Fatima, the Errors of Russia, and Two Catholic Classics

One century after the publication in 1851 of Spaniard Juan Donoso Cortés’s Catholicism, Liberalism and Socialism, Italian-born American Bella Dodd published, in 1954, her autobiographical work School of Darkness. The crisis of our time that Donoso Cortés foresaw in the nineteenth century, Bella Dodd experienced as coming to fruition in the twentieth. And in between the publication of these two works Our Lady appeared in Fatima in 1917, warning that Russia would spread her errors throughout the world. Juan Donoso Cortes

Why was Russia singled out by Our Lady? There is the obvious connection with Communism, which came to power in Russia in the same year as Our Lady’s apparitions. But Soviet Communism ended, at least officially, before the close of the twentieth century. And Russia is a Christian nation, which in recent years has passed certain laws that make it appear less decadent than the secularized West. However, even before the Communist Revolution, Russia was associated with the Caesaropapism originating with the Byzantine Empire, which meant a certain domination of religion by the State, and of Russian Orthodoxy over Catholicism.

Juan Donoso Cortés foresaw the direction in which modern society was going, and his name is even associated with providing information to Blessed Pius IX for the writing of the Syllabus of Errors. This English translation of his book contains a handwritten blessing by Pius IX to the translator, Madeleine Vinton Goddard, penned the month after she wrote to him. What Donoso foresaw was the increase in the power of the modern secular State corresponding to a decline in respect for the authority of the Church. This development was rooted in rationalism’s declaring reason to be independent of the guidance of the Faith. It then takes political form through liberalism, or a false liberty based upon a denial of sin, combined with a denial of the role of the family within society, and the disassociation of property ownership from the family and from religious institutions. And when this liberalism is taken to its ultimate consequences, it results in socialism.

What Donoso foresaw, Bella Dodd experienced personally, as she drifted away from the Catholic Faith of her childhood and became involved in the American Communist Party. During all the years of this involvement she saw the inner workings of Communism in America in collaboration with the party of Moscow. She witnessed how Russian Communism orchestrated the activities of its party in America as well as in western European countries, seen in Communism’s shifts in policy between Russia and Nazi Germany. Bella Dodd
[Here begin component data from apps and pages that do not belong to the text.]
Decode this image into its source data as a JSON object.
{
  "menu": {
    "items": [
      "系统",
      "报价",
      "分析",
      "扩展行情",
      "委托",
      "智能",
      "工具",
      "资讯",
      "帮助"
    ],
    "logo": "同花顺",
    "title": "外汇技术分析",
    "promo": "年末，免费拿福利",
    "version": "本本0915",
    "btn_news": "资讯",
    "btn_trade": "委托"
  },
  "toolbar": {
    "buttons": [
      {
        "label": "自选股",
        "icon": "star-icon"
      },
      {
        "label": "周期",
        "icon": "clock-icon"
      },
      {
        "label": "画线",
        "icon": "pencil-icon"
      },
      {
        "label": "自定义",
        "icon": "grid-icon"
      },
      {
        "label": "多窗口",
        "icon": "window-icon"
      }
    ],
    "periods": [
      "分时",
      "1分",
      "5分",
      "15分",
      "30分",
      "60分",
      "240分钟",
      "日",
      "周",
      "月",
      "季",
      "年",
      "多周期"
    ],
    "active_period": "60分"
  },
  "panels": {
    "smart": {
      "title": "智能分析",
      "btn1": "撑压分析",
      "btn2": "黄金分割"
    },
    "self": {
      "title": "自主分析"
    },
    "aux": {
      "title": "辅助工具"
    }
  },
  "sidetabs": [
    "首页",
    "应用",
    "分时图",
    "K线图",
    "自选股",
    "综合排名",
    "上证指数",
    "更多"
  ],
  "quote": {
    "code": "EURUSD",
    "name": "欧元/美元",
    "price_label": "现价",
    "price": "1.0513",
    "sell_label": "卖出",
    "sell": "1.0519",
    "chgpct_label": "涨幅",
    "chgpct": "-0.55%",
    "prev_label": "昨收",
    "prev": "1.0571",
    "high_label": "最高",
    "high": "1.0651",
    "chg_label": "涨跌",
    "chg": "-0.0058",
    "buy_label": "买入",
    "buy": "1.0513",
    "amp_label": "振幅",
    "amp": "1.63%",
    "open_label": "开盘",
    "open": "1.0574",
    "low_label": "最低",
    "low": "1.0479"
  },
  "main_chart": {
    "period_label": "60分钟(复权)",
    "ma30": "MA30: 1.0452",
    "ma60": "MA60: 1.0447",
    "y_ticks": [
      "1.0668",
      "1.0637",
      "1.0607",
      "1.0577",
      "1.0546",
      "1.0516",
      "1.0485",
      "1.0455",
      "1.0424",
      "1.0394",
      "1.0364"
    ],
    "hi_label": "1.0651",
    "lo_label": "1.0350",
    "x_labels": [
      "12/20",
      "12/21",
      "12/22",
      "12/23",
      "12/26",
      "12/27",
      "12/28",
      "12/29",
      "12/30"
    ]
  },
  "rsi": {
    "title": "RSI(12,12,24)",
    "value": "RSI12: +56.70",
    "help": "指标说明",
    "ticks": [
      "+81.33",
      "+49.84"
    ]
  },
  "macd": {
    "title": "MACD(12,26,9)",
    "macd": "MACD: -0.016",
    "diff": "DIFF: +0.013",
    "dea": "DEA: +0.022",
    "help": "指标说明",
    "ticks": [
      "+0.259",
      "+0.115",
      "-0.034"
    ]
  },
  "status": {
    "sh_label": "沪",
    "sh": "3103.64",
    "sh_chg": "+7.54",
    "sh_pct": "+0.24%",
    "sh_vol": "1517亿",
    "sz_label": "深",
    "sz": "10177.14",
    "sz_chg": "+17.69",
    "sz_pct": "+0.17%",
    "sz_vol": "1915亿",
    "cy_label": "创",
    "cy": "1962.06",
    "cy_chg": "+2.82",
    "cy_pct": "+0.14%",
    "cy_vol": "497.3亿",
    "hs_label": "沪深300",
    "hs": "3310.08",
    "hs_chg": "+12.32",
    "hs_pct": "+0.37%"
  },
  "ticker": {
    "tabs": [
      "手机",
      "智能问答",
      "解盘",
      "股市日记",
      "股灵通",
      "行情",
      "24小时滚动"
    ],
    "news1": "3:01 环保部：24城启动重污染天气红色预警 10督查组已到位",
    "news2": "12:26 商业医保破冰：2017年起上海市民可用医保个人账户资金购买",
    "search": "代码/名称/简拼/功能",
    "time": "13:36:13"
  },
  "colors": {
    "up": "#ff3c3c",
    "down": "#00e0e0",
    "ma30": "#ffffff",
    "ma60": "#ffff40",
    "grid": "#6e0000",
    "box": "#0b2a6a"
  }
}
Donoso Cortés had been influenced by liberalism in his early years, but came to see the error of its principles to become one of its most ardent opponents. Similarly, Bella Dodd came to see the errors of her past, and that Communism was not promoting the brotherhood of man because it denied God, and she realized that society can only be reformed through the sanctification of individuals first.
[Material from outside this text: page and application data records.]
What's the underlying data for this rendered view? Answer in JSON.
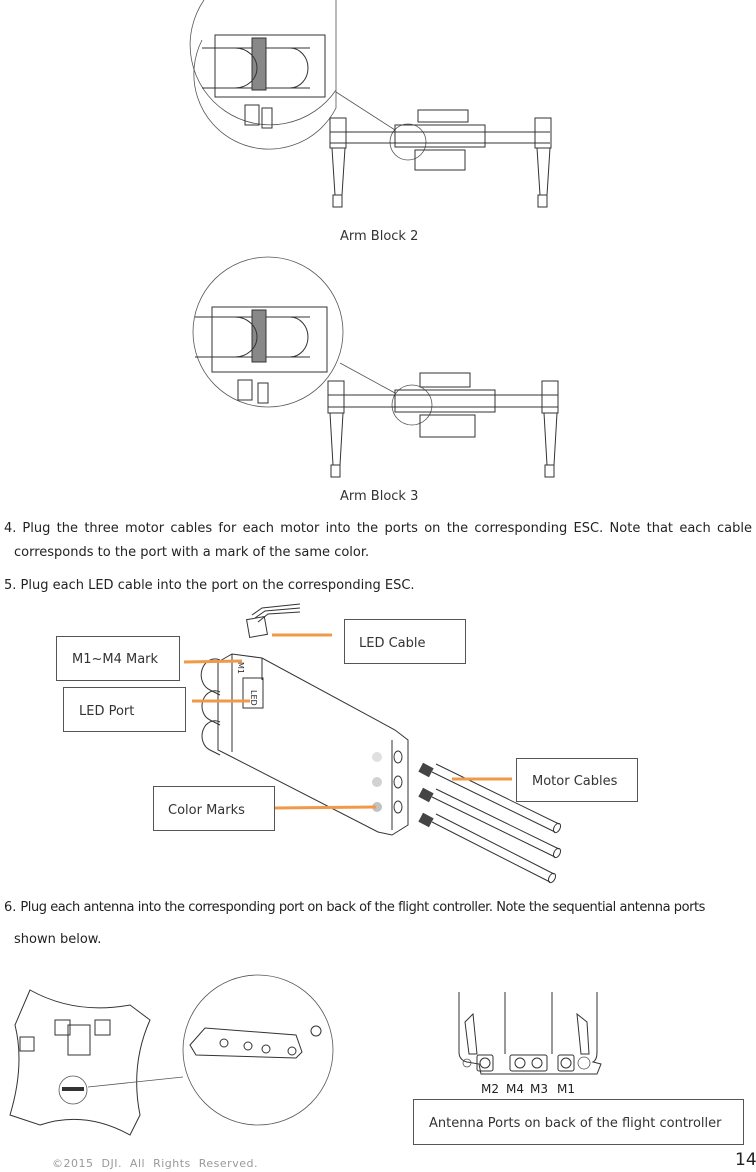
{
  "figures": {
    "arm_block_2": {
      "caption": "Arm Block 2"
    },
    "arm_block_3": {
      "caption": "Arm Block 3"
    }
  },
  "steps": [
    {
      "number": "4.",
      "text_line1": "Plug the three motor cables for each motor into the ports on the corresponding ESC. Note that each cable",
      "text_line2": "corresponds to the port with a mark of the same color."
    },
    {
      "number": "5.",
      "text_line1": "Plug each LED cable into the port on the corresponding ESC."
    },
    {
      "number": "6.",
      "text_line1": "Plug each antenna into the corresponding port on back of the flight controller. Note the sequential antenna ports",
      "text_line2": "shown below."
    }
  ],
  "esc_diagram": {
    "callouts": {
      "m1_m4_mark": "M1~M4 Mark",
      "led_port": "LED Port",
      "led_cable": "LED Cable",
      "color_marks": "Color Marks",
      "motor_cables": "Motor Cables"
    },
    "esc_labels": {
      "m_mark": "M1",
      "led": "LED"
    },
    "callout_line_color": "#f0994a"
  },
  "antenna_diagram": {
    "port_labels": [
      "M2",
      "M4",
      "M3",
      "M1"
    ],
    "callout": "Antenna Ports on back of the flight controller"
  },
  "footer": {
    "copyright": "©2015  DJI.  All  Rights  Reserved.",
    "page_number": "14"
  }
}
The lessons taught by Donoso Cortés and Bella Dodd are more urgent today than ever, not as if Russia alone were behind the worldwide spread of socialism, but rather because these errors have become dominant virtually everywhere. The persecution of Christians in regions such as the Middle East and Africa is a consequence of the growth of the modern totalitarian State. For this reason these two books by Donoso Cortés and Bella Dodd are truly Catholic classics, as instructive for us of the twenty-first century as they were for our Catholic forefathers when they were written.
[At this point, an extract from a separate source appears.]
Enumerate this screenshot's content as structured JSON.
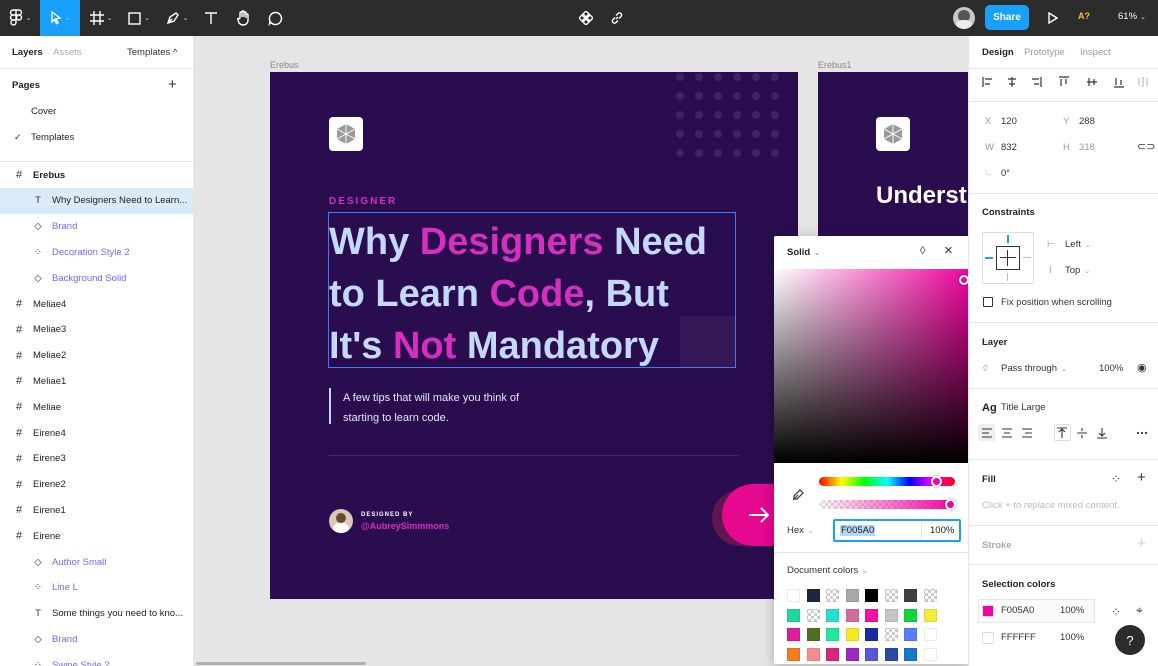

School of Darkness – hardback 264 pages $22 #63290

Catholicism, Liberalism & Socialism – hardback 236p $16 #63282